- What you are asked to do: For the entries that follow, count the lines containing the string "icon" and write only the number.
——————————
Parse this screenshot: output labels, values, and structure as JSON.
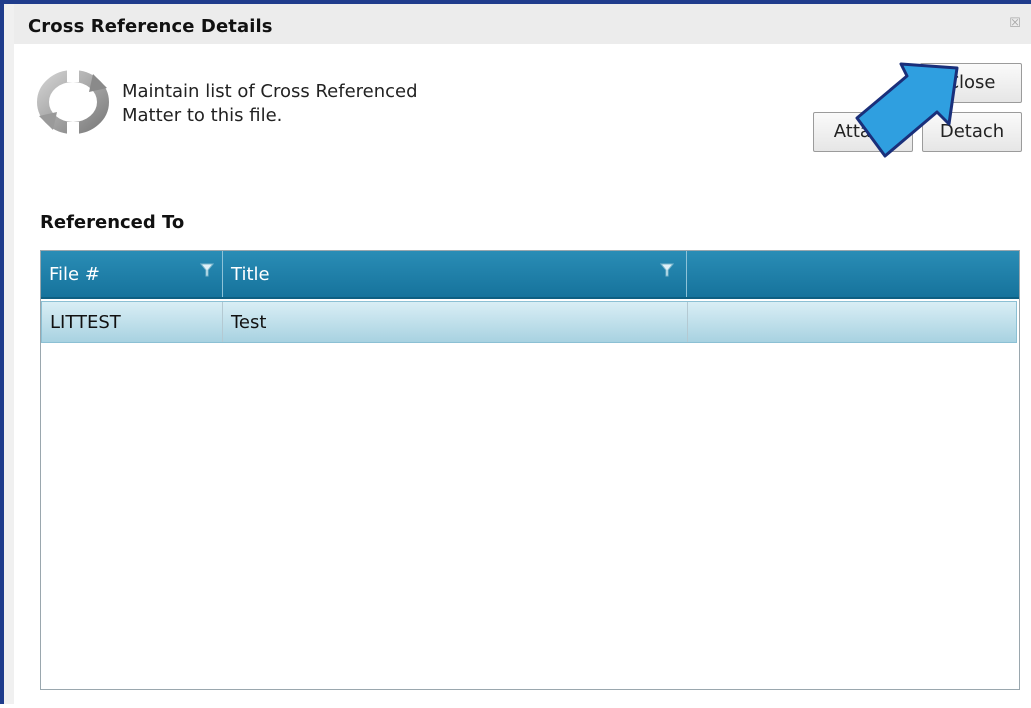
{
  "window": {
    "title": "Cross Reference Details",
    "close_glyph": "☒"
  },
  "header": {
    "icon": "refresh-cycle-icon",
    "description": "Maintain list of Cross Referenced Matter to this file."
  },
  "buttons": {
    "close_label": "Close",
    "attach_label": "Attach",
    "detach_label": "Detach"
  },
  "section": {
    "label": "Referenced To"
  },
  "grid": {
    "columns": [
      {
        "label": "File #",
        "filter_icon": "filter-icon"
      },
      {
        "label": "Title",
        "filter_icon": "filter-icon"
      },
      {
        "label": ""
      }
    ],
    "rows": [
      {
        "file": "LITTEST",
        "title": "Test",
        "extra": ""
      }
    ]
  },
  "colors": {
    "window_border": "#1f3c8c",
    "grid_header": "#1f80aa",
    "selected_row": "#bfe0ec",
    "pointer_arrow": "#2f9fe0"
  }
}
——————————
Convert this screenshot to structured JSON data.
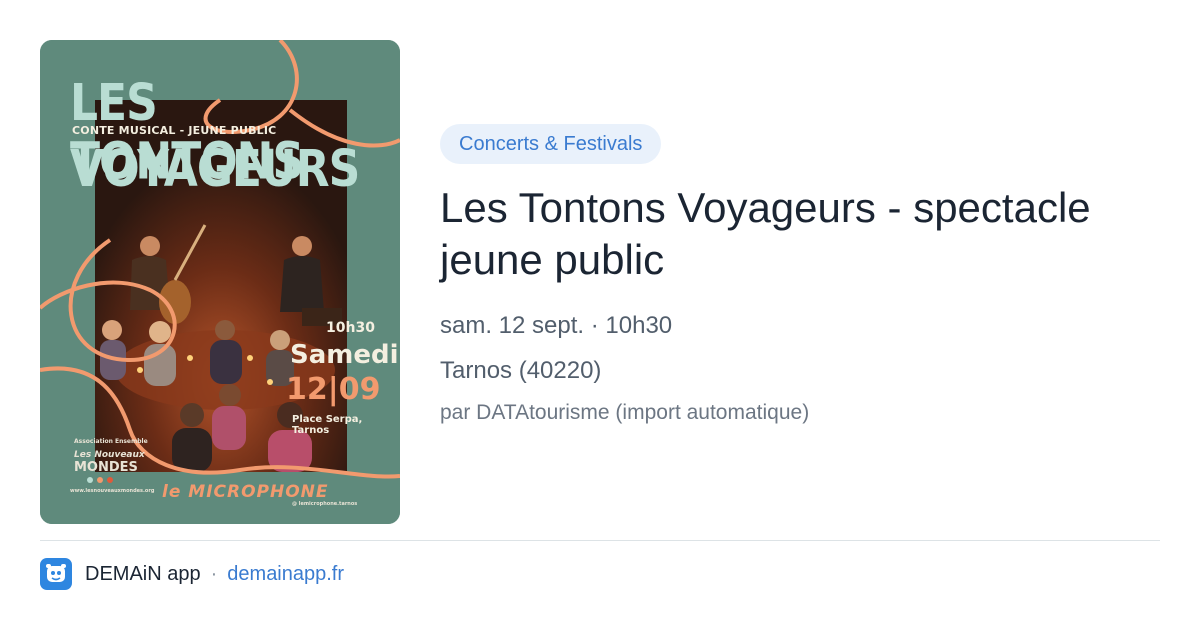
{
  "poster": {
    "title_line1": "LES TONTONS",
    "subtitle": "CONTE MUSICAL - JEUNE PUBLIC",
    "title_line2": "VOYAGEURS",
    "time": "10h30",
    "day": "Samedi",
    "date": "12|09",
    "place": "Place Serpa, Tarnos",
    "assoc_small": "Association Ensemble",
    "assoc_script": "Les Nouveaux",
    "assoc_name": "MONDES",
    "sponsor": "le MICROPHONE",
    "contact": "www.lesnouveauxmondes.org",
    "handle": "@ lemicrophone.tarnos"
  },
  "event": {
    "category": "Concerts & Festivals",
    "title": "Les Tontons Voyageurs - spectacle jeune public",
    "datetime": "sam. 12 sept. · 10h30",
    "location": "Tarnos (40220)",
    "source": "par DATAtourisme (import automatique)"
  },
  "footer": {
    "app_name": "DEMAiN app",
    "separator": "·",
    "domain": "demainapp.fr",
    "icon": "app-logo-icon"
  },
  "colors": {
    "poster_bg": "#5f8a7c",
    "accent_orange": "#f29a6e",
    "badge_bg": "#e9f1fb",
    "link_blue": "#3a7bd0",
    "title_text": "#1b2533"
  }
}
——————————
- Exercise result: 4